Mu-opioids and non-opioid analgesics appear to differentially affect the psychological and physiological components of psychosocial stress, according to a recent study funded by NIDA, NIGMS, and NIMH.
In a between-subject design, healthy young adults (18-40 y) were randomly assigned to receive either 2 or 4 mg of hydromorphone (mu-opioid analgesic), 1000 mg of acetaminophen (non-opioid analgesic), or placebo and were tested in the Trier Social Stress Test (TSST) and a non-stressful control task (NSCT). Physiological responses to stress included heart rate, blood pressure, salivary cortisol and pupillometry, and psychological measures included subjective reports of mood and stress.

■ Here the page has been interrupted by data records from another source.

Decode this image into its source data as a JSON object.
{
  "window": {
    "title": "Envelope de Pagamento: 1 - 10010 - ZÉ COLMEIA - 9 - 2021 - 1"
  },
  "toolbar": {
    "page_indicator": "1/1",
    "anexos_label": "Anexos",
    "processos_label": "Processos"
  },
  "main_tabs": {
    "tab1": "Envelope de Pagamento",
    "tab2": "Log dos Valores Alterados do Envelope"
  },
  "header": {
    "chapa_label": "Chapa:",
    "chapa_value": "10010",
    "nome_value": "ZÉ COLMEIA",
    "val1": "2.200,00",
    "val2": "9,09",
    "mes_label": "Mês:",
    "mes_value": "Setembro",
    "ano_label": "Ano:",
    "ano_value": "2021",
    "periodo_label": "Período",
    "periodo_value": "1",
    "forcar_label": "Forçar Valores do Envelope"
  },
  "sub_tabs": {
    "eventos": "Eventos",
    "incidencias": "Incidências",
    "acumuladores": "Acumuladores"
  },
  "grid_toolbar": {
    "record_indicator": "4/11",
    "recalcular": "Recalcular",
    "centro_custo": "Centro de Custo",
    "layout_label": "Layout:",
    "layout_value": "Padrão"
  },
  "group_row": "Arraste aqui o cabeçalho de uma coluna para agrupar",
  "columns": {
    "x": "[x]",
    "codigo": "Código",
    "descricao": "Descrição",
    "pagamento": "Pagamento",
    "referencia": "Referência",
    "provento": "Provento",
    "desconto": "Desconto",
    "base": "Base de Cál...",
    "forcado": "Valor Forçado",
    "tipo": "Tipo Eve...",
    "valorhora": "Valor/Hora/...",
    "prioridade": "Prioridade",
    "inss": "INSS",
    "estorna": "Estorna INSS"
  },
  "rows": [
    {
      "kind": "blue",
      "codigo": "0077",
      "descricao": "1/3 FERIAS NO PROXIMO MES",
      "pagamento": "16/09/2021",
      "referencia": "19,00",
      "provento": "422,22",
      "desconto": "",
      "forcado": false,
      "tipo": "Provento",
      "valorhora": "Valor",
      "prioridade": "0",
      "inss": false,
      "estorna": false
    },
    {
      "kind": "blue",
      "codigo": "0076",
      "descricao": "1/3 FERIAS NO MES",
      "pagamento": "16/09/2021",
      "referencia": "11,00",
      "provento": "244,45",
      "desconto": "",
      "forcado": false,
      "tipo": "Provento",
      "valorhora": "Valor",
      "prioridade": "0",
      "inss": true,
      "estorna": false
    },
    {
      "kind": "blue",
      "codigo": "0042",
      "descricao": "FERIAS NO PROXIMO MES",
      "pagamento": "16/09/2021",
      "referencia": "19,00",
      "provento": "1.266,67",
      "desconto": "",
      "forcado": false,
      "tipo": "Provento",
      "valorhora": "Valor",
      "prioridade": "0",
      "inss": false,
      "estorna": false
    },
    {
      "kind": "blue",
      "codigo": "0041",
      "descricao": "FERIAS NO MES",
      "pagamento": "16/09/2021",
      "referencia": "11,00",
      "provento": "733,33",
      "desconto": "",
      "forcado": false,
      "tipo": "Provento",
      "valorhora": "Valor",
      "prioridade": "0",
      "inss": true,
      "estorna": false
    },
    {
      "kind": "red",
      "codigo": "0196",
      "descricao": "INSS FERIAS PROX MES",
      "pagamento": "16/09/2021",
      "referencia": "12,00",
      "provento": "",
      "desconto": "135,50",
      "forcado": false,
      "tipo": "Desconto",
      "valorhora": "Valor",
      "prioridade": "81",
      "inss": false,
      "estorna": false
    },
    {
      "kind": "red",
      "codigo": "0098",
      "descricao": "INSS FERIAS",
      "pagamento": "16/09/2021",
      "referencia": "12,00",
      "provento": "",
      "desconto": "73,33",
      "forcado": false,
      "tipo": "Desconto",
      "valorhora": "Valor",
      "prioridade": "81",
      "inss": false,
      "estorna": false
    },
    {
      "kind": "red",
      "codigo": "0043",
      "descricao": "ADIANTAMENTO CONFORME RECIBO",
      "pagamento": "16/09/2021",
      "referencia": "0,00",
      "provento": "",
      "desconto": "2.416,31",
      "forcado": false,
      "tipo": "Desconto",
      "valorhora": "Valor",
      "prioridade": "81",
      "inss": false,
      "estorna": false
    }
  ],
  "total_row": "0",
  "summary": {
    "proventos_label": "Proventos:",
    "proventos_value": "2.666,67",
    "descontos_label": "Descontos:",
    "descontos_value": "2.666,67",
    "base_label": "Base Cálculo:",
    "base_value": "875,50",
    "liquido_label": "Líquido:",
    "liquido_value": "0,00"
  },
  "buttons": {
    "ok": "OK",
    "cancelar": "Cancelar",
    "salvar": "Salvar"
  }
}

TSST successfully increased all measures of physiological stress and increased anxiety and negative mood compared to the control task. Hydromorphone (4 mg) dose dependently decreased cortisol stress response, but acetaminophen did not. Both hydromorphone and acetaminophen reduced ratings of how challenging participants found the task. This suggests acetaminophen, the non-opioid analgesic, affects psychological responses to stress, not physiological, whereas hydromorphone affects both. Only the mu-opioid system was involved with physiological stress responses in humans, which builds upon similar results in preclinical studies. The results here contribute a greater understanding of the role of opioid and non-opioid systems in the complex physiological and psychological responses to social stress.